dir. fritz lang
For me, M redefines what a crime thriller should be. It’s simple yet provocative; minimal yet sprawling. It has so many things working together that I really don’t know how to begin this.
We’re in Berlin, 1931. Off-screen, the Nazis are gaining traction (and almost prevented Fritz Lang from making the film, believing it initially to be anti-Nazi propaganda based on a few more elaborate titles early in the production). On-screen, a man is terrorizing the town, being hunted by police as he takes the life of yet another young girl. Raids are frequent yet unsuccessful. No clues are left; no leads follow through.
“A man who claims that he’s compelled to destroy the lives of others–such a man must be extinguished like a bonfire.”
Peter Lorre (who’ll show up again many times in the future) gives an unyielding performance. He’s scary and sweet, completely believable in his role, and comes close to popping blood vessels in his ending monologues.
This one’s definitely worth a watch. Fritz Lang was one of the finest filmmakers to come out of Germany, and was incredibly innovative in his time.

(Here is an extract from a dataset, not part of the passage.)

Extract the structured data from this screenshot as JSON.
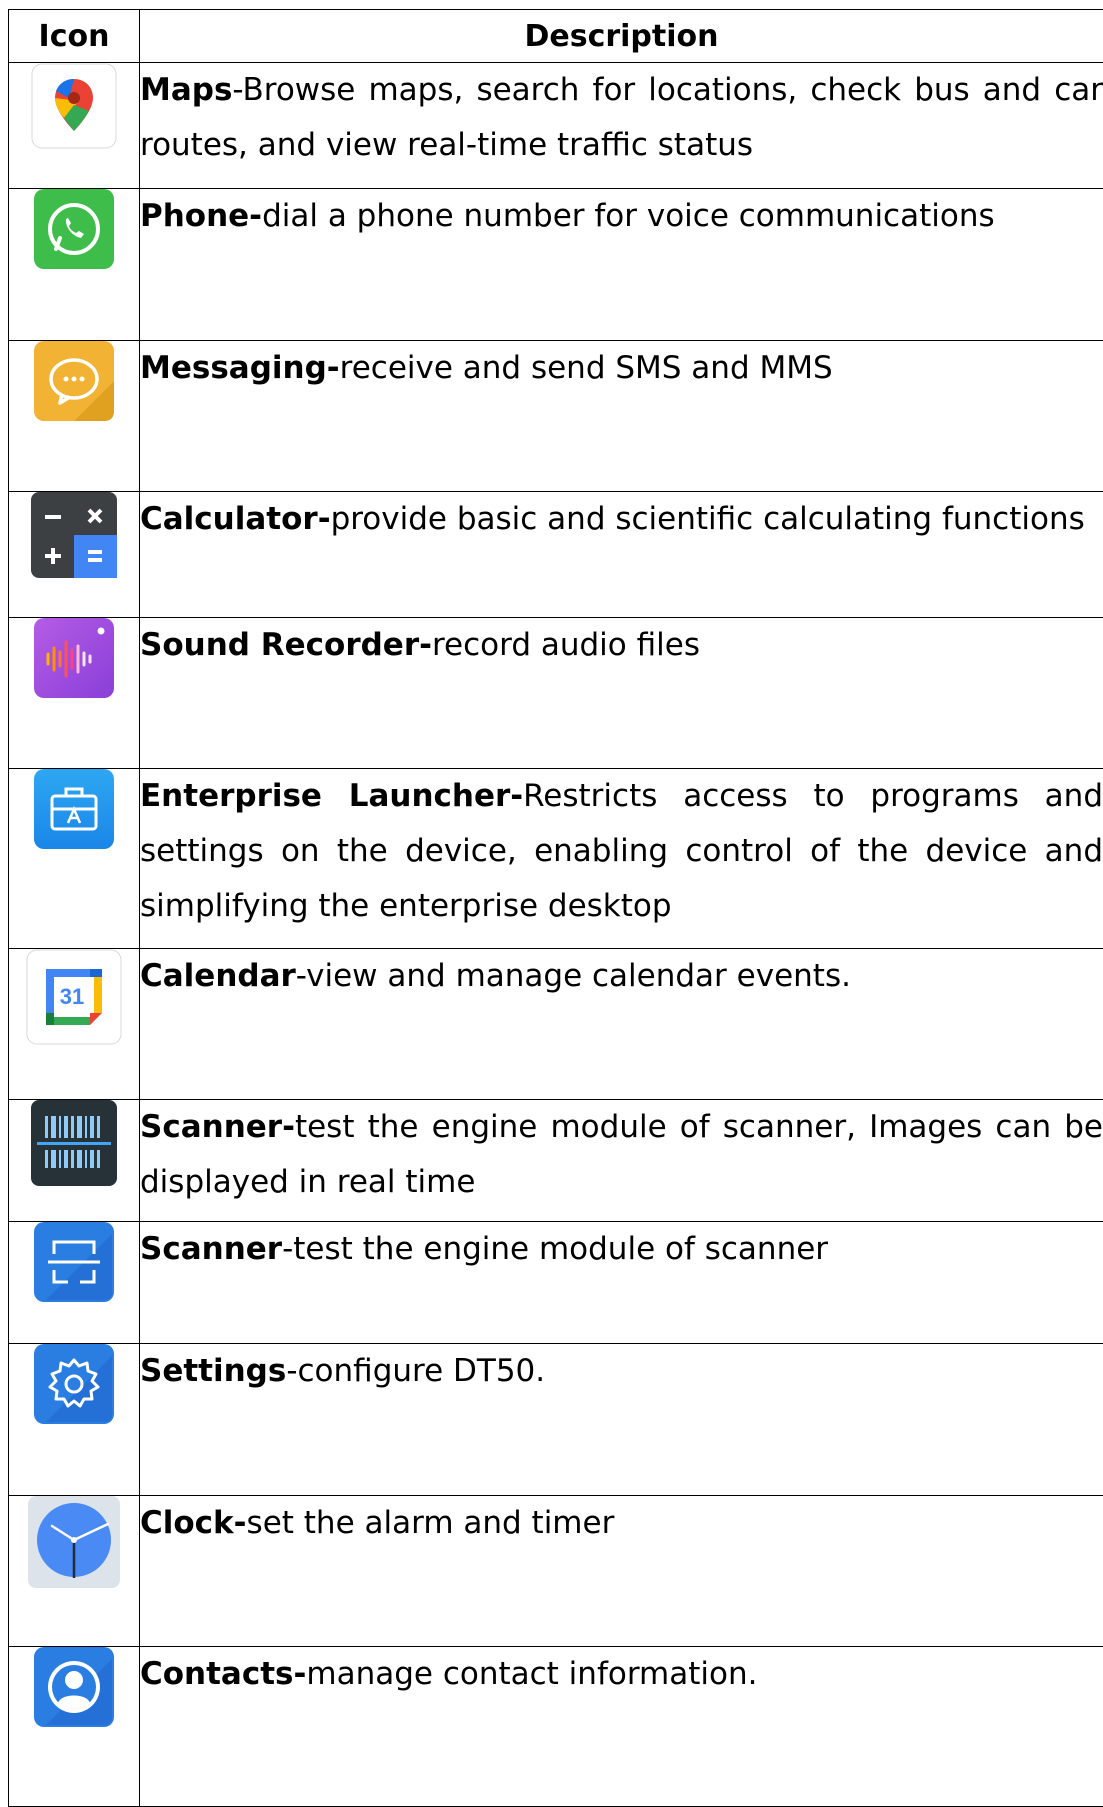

He makes great use of sound here for the first time, introducing one of the earliest uses of leitmotif (using a specific sound or song to signify the presence of a character, a la Star Wars and Jaws) and off-screen sound effects, which prompted reactions from characters on-screen as well as changes in editing, allowing the use of long-takes rather than cutaways. He also introduced an idea that horror films would later adopt: not showing the grotesque will undoubtedly make it worse in the spectator’s eye.
Criterion Spine #30